|U.S. Attorney’s Office October 16, 2012|
BOISE—Juan Gonzalez, a/k/a “Chango,” 27, was sentenced today to 37 months in federal prison for conspiracy to participate in a racketeering enterprise, U.S. Attorney Wendy J. Olson announced. U.S. District Judge Edward J. Lodge also ordered Gonzalez to serve three years of supervised release. He pled guilty to the charge on July 13, 2012.
According to the plea agreement, Gonzalez admitted that he was a member of BMC and that he agreed to participate in the conduct of BMC through a pattern of racketeering activity. Gonzalez specifically admitted that he attended BMC meetings, that he distributed controlled substances, and that he conspired to distribute controlled substances. At the sentencing hearing, Gonzalez told Judge Lodge that he no longer considered himself a member of BMC, stating, “I’m done with it.”
Two co-defendants await sentencing: Adelaido Gomez, a/k/a “Guy,” pled guilty on July 9 to conspiracy to participate in a racketeering enterprise. Sentencing is set for November 13 in Boise. Amando Garcia, Jr., a/k/a Amando Torres, a/k/a “Toro,” 29, pled guilty on August 8 to conspiracy to participate in a racketeering enterprise and attempted murder in aid of racketeering. Sentencing is set for February 25, 2013, in Boise. The conspiracy charge is punishable by up to life in prison, a maximum fine of $250,000, and up to five years of supervised release. The attempted murder in aid of racketeering charge is punishable by up to 10 years in prison, a maximum fine of $250,000, and up to three years of supervised release.

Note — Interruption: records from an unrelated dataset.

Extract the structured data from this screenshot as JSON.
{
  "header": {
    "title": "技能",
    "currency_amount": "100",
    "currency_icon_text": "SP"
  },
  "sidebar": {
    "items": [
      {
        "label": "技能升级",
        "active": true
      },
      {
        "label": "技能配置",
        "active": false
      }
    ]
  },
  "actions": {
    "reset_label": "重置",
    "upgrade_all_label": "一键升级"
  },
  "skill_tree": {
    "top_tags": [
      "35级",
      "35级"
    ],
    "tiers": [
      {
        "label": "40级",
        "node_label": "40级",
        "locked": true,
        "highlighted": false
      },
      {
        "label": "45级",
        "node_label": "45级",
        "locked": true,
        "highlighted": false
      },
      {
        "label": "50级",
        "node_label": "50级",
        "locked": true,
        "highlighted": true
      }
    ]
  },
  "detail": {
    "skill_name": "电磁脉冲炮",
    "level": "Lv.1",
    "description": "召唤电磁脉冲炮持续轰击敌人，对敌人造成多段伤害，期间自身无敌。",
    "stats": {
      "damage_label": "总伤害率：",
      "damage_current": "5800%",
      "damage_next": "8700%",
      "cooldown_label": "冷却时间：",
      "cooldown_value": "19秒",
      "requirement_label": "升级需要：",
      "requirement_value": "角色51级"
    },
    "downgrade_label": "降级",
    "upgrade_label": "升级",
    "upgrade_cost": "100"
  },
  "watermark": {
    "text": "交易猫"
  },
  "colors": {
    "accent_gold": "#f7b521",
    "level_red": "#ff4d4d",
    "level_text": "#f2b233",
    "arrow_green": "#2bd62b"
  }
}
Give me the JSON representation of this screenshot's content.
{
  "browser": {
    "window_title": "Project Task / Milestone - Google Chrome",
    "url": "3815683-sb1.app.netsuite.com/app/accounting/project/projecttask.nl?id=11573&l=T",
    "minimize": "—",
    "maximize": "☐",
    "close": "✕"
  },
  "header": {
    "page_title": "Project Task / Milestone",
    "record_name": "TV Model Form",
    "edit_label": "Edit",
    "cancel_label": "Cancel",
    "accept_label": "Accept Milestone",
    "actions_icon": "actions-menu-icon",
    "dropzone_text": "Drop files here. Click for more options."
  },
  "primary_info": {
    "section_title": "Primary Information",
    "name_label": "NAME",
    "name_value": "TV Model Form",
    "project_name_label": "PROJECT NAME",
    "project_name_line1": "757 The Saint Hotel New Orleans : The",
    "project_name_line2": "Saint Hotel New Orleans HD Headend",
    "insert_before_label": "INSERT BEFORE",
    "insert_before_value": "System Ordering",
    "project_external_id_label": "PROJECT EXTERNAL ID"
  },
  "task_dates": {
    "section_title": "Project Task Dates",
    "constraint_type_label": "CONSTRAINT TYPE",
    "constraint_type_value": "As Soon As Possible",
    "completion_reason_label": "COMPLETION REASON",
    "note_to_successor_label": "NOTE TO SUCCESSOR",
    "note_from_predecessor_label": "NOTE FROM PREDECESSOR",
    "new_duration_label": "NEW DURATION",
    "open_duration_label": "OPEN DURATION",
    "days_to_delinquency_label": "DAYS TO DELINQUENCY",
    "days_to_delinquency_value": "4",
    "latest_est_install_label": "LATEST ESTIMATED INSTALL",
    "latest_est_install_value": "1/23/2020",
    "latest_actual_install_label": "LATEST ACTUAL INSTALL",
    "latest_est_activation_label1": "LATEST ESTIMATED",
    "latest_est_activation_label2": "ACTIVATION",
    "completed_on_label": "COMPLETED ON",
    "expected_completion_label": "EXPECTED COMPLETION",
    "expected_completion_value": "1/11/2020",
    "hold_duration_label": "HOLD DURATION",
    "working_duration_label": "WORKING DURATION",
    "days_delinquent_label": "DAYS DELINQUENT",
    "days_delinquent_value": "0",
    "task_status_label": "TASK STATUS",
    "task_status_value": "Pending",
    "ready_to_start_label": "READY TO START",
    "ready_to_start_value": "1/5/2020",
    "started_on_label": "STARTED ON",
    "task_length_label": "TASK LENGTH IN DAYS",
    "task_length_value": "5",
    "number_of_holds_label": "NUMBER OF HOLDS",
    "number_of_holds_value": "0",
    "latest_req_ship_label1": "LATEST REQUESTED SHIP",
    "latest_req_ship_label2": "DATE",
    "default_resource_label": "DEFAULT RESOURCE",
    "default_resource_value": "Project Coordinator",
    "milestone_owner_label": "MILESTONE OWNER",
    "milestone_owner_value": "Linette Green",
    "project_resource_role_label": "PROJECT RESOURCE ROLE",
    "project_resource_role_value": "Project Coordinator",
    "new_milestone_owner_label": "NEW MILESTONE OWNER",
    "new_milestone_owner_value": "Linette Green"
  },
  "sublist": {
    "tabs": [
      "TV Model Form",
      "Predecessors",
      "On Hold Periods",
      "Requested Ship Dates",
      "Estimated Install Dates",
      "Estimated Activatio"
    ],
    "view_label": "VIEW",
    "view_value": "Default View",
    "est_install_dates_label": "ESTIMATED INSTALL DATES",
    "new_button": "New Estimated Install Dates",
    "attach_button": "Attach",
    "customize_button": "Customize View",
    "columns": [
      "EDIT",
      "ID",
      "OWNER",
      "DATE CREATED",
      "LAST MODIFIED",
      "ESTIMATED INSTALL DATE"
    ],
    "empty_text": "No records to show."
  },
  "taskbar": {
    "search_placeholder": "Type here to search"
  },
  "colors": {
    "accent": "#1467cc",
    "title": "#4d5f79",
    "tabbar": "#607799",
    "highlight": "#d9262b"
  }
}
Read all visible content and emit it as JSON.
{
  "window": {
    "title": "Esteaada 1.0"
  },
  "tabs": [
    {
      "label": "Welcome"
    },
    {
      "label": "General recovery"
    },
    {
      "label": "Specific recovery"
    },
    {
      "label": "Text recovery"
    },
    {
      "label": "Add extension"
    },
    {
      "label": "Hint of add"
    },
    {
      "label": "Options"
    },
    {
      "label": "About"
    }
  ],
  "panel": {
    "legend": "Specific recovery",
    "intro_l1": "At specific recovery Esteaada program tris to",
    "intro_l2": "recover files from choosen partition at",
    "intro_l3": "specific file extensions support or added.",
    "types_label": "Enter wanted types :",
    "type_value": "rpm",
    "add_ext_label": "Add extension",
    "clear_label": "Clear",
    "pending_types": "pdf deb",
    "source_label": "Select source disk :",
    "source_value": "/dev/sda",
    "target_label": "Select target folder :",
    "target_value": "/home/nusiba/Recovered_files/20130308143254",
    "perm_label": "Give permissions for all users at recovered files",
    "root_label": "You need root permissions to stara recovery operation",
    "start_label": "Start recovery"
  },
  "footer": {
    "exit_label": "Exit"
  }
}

Trial for co-defendants Oscar Garcia a/k/a “Bubba,” a/k/a “Tiny,” and Juan Jimenez a/k/a “Loco,” is set for February 12, 2013.
The federal racketeer influenced corrupt organizations (RICO) law prohibits individuals from participating, or conspiring to participate, in the conduct of an enterprise through a pattern of racketeering activity. An enterprise is defined as any individual, partnership, corporation, association, or other legal entity, and any union or group of individuals associated in fact although not a legal entity. Racketeering activity is defined as specified criminal acts, including murder, arson, distribution of controlled substances, and intimidation and retaliation against witnesses.
The investigation, named Operation Black Magic, included the cooperative law enforcement efforts of the Treasure Valley Metro Violent Crime Task Force; the Federal Bureau of Investigation; the Bureau of Alcohol, Tobacco, Firearms, and Explosives; the Ada County Sheriff’s Office; the Boise Police Department; the Caldwell Police Department; the Canyon County Sheriff’s Office; the Idaho Department of Corrections; the Malheur County Sheriff’s Office; the Meridian Police Department; the Nampa Police Department; the Nyssa Police Department; the Ontario Police Department; the Oregon State Police; and the U.S. Attorney’s Office. The investigation is ongoing.